A 17th-century Japanese sleuth must clear his pregnant wife of a murder charge.
Tokyo, 1698. In the middle of the night, Most Honorable Investigator Hirata bursts into the grand estate of Lord Mori, recently at political odds with his cousin Lord Matsudaira. Hirata expects to bring the equivocal nobleman in for questioning on suspicion of treason. Instead, he finds Lord Mori brutally murdered and disemboweled next to Reiko, the pregnant wife of Hirata’s master Sano, the chamberlain. Sano’s position saves Reiko from immediate arrest and incarceration. Flashbacks give her side of the story: A young teahouse dancer named Lily has appealed to Reiko to help locate her abducted son. Lord Mori, a pedophile who regularly kidnaps boys for his sexual pleasure, is the culprit. (While not illegal, the practice is severely disapproved of and, if known, would ruin Lord Mori.) Reiko, who has become a trusted friend of Lord Mori and his dowdy wife in order to expose him, has no memory of his murder. The glamorous Lady Mori, far from the wallflower Reiko has described, tells a very different story, angrily accusing Reiko of having an affair with her husband and murdering him. As in Sano’s previous cases (The Assassin’s Touch, 2005, etc.), Reiko strikes out on her own to find answers, well aware that her life is at stake.

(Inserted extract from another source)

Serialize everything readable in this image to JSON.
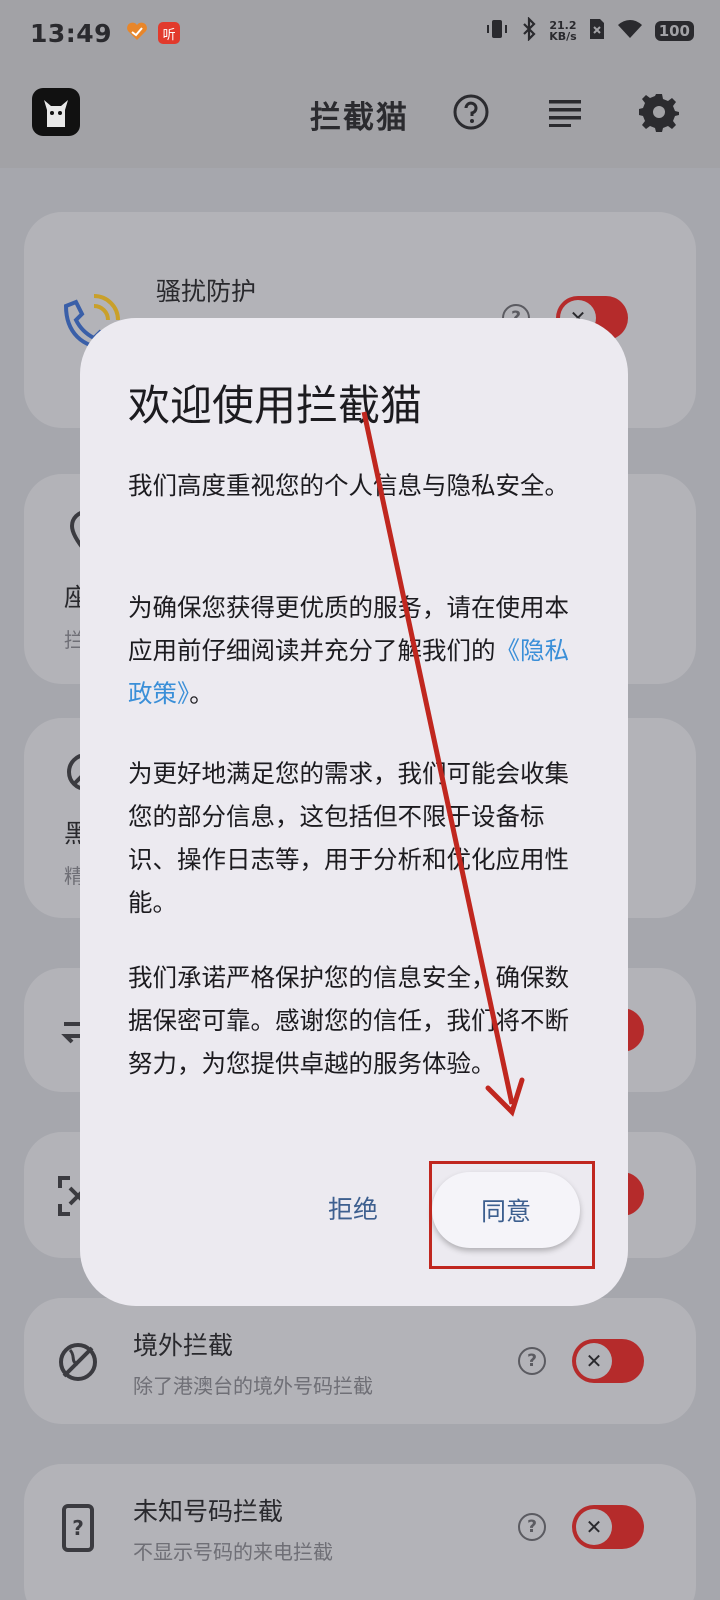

Rowland’s historical detail and graceful prose enhance another solid mystery.